For promises kept, I wrote that the ADA “has served an important symbolic function in raising the consciousness of the broader society regarding the rights of people with disabilities.” Substantively, Supreme Court cases such as Olmstead v. L.C., Bragdon v. Abbott, PGA v. Martin, and Tennessee v. Lane, among others, interpreted the statute in ways that served to expand the rights of people with disabilities.

For promises broken, I wrote that, especially in the areas of business and employment, Supreme Court cases such as the Sutton trilogy and Toyota v. Williams (and subsequent lower-court cases) had badly misinterpreted Congress’s intent in enacting the ADA, leading to the important mid-course correction of the ADA Amendments Act of 2008 (“ADAAA”). Notwithstanding the anti-paternalist thrust of the ADA, the Court upheld an employer’s refusal to hire an individual who supposedly posed a direct threat to himself in Chevron v. Echazabal. The ADA also fell prey to the Rehnquist Court’s federalism revolution, with the problematic decision of Board of Trustees v. Garrett, which held Congress did not have authority under Section 5 of the Fourteenth Amendment to authorize damage actions against states under Title I of the ADA, the employment title.

For promises deferred, I observed that, reflecting legislative intent, early cases under the ADAAA seemed more oriented toward addressing substantive discrimination against people with disabilities and less focused on the threshold issue of “who is a person with a disability?” Creative lawyers had succeeded in using the Olmstead imperative to challenge the use of sheltered workshops for people with intellectual disabilities, and to argue in the academic literature that guardianship might present a violation of Title II of the ADA. Still other lawyers, both in private practice and in government, worked tirelessly and for the most part successfully to argue that Title III of the ADA applied to the internet (which was not explicitly listed as one of the places of public accommodation in the 1990 statute), although regulatory support for this argument was marked by lengthy delay and ultimately, in the current administration, suspension of the effort.

I also noted that, for some of us, the disappointments of the ADA had less to do with the limitations of the statute and its interpretations than with our hopes and expectations of the changes the law would galvanize. Employment levels for people with disabilities have not improved significantly since the passage of the ADA and remain highly disappointing when compared to the rates of similarly situated people without disabilities.

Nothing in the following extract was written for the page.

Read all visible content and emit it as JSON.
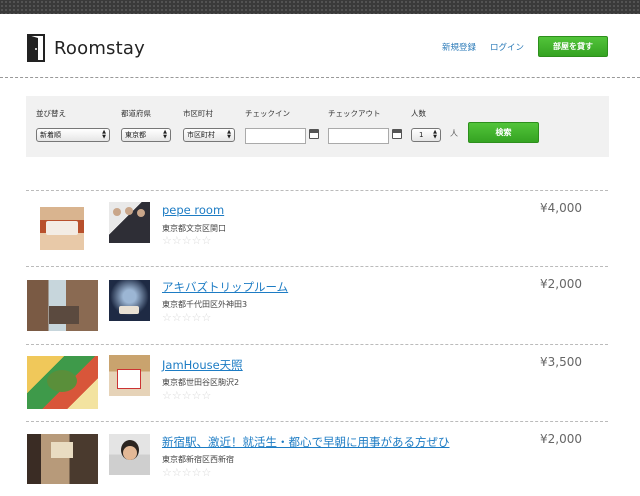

This discrepancy existed long before the Covid-19 pandemic, but certainly that once-in-a-lifetime event has only exacerbated the problem. As is true in other civil rights areas, proving that someone has not been hired because of his or her membership in a protected class is quite difficult to prove. Structural barriers to employment of people with disabilities—lack of accessible transportation, personal assistance, and availability of reasonable accommodations, among other things—reflect the limitations of the ADA’s reach. Aggressive advocacy of Olmstead cases by the Department of Justice in the Obama years has been followed by lackluster enforcement in the current administration. The Covid-19 pandemic has laid bare the serious problems—including the disproportionate numbers of death--that nursing homes and other congregate settings pose for their residents, including those with disabilities. And as the country struggles with persistent issues of systemic, structural racism, we are reminded once again that many of the people of color who have been the victims of police brutality also are people with disabilities.

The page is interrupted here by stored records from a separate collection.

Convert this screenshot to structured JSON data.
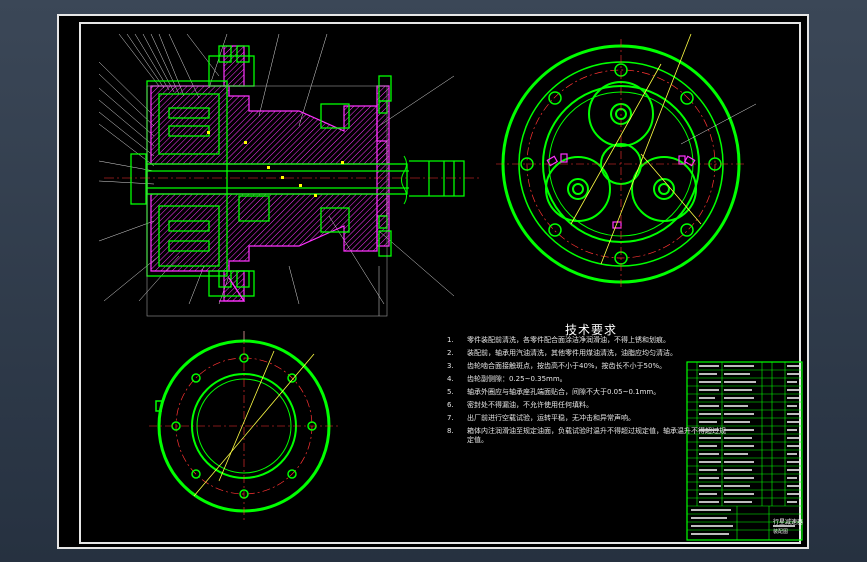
{
  "technical_requirements": {
    "title": "技术要求",
    "notes": [
      {
        "num": "1.",
        "text": "零件装配前清洗，各零件配合面涂洁净润滑油，不得上锈和划痕。"
      },
      {
        "num": "2.",
        "text": "装配前，轴承用汽油清洗，其他零件用煤油清洗，油脂应均匀清洁。"
      },
      {
        "num": "3.",
        "text": "齿轮啮合面接触斑点，按齿高不小于40%，按齿长不小于50%。"
      },
      {
        "num": "4.",
        "text": "齿轮副侧隙：0.25~0.35mm。"
      },
      {
        "num": "5.",
        "text": "轴承外圈应与轴承座孔端面贴合，间隙不大于0.05~0.1mm。"
      },
      {
        "num": "6.",
        "text": "密封处不得漏油，不允许使用任何填料。"
      },
      {
        "num": "7.",
        "text": "出厂前进行空载试验，运转平稳，无冲击和异常声响。"
      },
      {
        "num": "8.",
        "text": "箱体内注润滑油至规定油面，负载试验时温升不得超过规定值，轴承温升不得超过规定值。"
      }
    ]
  },
  "title_block": {
    "drawing_title": "行星减速器",
    "drawing_no": "装配图"
  }
}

It is unfair to lay these and other societal problems at the feet of the ADA. The ADA has not only served as a beacon for citizens of the United States, it has been an important influence on the development of disability anti-discrimination laws around the world, including, most prominently, the UN Convention on the Rights of Persons with Disabilities (which, sadly, the United States, unlike 181 other countries, has not yet ratified). It has spawned an entire cadre of lawyers—including those with disabilities themselves--who have become fierce advocates for people with disabilities.

Robert Dinerstein

Acting Dean and Professor of Law, American University, Washington College of Law